■ **Task prompt**:
From the entries, copy every line that carries the string "JSON".

■ **Task inputs**:
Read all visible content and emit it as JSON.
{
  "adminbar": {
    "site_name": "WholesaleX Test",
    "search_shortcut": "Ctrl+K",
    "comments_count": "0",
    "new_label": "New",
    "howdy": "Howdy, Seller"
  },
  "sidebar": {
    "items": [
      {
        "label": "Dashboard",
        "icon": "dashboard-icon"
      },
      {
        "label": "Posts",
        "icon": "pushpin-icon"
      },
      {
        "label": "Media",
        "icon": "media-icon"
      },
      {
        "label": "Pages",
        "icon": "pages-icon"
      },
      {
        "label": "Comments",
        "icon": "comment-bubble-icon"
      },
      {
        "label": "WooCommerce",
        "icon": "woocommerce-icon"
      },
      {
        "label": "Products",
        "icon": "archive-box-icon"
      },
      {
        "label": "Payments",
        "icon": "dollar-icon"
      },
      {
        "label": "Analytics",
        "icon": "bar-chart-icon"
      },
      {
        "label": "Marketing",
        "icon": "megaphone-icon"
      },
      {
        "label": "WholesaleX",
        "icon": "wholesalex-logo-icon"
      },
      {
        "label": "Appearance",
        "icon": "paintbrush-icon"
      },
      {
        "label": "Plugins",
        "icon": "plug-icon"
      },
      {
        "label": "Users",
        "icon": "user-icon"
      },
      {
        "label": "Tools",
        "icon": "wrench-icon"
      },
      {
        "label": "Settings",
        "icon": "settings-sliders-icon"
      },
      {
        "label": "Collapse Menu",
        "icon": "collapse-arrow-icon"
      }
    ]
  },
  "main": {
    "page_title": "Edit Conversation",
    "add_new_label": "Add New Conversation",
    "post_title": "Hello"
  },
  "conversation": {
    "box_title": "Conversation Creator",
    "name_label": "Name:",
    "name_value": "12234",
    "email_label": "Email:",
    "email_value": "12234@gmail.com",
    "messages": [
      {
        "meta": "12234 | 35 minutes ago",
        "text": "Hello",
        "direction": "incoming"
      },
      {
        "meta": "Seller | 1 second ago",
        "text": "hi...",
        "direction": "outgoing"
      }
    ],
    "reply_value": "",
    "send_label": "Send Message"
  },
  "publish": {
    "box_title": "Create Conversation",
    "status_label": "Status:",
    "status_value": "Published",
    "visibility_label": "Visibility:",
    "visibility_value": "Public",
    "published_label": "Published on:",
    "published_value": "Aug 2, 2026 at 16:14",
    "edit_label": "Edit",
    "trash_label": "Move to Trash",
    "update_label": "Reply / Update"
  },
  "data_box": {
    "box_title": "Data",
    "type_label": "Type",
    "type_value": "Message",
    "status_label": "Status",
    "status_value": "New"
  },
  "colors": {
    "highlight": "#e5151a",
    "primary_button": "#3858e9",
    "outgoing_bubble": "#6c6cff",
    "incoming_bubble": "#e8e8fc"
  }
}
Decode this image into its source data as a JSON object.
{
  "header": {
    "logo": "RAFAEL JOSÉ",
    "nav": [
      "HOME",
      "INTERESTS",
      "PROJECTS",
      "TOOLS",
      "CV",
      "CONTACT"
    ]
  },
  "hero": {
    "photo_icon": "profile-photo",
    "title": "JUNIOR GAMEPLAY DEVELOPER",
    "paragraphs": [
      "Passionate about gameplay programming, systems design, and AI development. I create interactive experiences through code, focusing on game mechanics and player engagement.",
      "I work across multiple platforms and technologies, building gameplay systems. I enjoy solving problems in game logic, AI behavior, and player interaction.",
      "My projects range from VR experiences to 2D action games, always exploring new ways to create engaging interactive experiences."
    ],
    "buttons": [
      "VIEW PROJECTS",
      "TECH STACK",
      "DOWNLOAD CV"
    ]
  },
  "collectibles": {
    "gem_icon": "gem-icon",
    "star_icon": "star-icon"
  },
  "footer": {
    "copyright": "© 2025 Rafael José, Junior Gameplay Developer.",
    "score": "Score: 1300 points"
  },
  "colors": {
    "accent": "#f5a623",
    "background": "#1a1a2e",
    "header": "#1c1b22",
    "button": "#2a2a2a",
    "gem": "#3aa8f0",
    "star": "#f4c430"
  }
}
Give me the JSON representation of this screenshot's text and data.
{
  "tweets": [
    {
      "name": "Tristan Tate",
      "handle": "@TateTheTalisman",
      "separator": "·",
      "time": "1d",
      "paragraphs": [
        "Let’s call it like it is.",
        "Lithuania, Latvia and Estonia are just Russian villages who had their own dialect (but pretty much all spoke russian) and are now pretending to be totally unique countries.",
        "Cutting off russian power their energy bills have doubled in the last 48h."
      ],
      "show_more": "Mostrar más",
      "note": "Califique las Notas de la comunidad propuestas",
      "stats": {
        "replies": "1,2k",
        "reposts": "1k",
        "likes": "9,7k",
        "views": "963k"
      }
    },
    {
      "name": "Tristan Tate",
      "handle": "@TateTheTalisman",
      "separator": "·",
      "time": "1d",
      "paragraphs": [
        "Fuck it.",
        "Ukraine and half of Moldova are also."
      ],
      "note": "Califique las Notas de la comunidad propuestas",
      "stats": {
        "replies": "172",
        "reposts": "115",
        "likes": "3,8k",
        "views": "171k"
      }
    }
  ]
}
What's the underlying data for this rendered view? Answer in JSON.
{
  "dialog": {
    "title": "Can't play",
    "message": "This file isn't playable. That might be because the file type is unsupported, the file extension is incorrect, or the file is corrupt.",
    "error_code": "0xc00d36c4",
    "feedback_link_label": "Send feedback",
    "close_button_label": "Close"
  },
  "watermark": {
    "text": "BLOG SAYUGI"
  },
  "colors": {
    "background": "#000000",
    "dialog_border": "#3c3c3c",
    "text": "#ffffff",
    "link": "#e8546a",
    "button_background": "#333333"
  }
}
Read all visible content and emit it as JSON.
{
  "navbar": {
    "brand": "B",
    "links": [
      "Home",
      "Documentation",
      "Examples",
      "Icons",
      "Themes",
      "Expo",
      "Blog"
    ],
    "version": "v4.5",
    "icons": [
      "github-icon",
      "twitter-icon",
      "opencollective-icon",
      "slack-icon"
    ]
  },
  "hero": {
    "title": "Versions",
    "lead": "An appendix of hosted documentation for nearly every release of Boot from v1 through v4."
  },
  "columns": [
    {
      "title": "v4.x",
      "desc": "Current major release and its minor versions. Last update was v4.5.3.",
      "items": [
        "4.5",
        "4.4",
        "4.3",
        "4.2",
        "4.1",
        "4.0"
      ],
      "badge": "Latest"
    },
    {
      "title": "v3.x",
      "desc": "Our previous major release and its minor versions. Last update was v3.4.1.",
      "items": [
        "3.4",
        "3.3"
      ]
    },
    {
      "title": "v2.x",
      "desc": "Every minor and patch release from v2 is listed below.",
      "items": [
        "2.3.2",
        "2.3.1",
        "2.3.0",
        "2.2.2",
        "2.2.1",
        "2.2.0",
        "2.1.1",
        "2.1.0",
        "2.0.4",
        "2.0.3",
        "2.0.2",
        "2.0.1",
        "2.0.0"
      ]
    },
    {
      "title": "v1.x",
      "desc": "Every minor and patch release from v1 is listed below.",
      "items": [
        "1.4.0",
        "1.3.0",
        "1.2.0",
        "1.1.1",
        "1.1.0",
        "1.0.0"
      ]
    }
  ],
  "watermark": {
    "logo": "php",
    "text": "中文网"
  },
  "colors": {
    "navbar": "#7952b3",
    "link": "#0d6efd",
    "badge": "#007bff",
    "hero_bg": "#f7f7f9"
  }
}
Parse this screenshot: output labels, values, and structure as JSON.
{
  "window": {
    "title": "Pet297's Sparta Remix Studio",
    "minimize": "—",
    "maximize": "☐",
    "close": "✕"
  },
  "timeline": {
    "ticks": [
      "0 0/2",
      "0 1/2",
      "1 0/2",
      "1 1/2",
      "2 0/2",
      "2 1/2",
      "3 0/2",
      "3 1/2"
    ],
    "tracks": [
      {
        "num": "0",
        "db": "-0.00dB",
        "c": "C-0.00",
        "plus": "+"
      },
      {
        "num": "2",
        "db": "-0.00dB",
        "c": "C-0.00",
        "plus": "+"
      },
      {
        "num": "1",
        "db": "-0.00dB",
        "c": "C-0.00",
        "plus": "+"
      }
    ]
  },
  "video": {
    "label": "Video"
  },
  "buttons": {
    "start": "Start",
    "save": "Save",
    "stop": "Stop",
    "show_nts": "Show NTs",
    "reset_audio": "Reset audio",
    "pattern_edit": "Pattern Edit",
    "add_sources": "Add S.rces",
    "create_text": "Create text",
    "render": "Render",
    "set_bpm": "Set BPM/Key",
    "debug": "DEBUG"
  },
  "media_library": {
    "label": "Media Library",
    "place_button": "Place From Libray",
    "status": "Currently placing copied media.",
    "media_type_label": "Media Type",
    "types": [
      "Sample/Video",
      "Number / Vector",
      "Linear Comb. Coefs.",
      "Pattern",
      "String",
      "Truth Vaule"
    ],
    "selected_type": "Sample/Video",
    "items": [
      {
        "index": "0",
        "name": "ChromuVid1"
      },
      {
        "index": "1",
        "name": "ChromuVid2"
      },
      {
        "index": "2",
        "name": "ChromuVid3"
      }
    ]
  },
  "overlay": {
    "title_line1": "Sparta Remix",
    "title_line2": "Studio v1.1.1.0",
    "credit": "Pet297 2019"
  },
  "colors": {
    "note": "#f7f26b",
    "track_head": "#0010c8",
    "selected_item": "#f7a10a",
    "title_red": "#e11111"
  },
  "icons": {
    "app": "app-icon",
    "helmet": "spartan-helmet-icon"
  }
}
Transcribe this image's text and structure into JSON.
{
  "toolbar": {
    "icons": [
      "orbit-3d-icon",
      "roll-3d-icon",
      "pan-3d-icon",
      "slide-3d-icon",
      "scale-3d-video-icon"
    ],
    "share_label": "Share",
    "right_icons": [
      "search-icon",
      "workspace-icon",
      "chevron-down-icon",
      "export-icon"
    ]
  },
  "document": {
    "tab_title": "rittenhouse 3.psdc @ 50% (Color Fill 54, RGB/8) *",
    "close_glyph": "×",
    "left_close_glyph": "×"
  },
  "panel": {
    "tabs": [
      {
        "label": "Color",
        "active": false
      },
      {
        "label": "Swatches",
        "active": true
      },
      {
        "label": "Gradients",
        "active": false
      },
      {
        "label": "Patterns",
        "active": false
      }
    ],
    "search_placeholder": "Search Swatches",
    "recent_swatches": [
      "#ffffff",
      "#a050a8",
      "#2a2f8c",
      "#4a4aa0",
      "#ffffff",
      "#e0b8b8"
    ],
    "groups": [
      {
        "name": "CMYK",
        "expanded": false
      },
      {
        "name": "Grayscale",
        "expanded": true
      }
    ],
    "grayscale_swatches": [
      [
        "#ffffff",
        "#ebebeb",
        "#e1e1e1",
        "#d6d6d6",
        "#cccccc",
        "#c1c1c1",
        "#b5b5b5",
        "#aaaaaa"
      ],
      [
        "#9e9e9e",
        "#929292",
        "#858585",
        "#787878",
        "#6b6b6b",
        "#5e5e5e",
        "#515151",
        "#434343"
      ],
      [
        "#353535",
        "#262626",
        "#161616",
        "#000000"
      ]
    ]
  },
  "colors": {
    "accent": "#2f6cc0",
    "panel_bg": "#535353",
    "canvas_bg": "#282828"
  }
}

■ **Task output**:
Read all visible content and emit it as JSON.
Decode this image into its source data as a JSON object.
Give me the JSON representation of this screenshot's text and data.
What's the underlying data for this rendered view? Answer in JSON.
Read all visible content and emit it as JSON.
Parse this screenshot: output labels, values, and structure as JSON.
Transcribe this image's text and structure into JSON.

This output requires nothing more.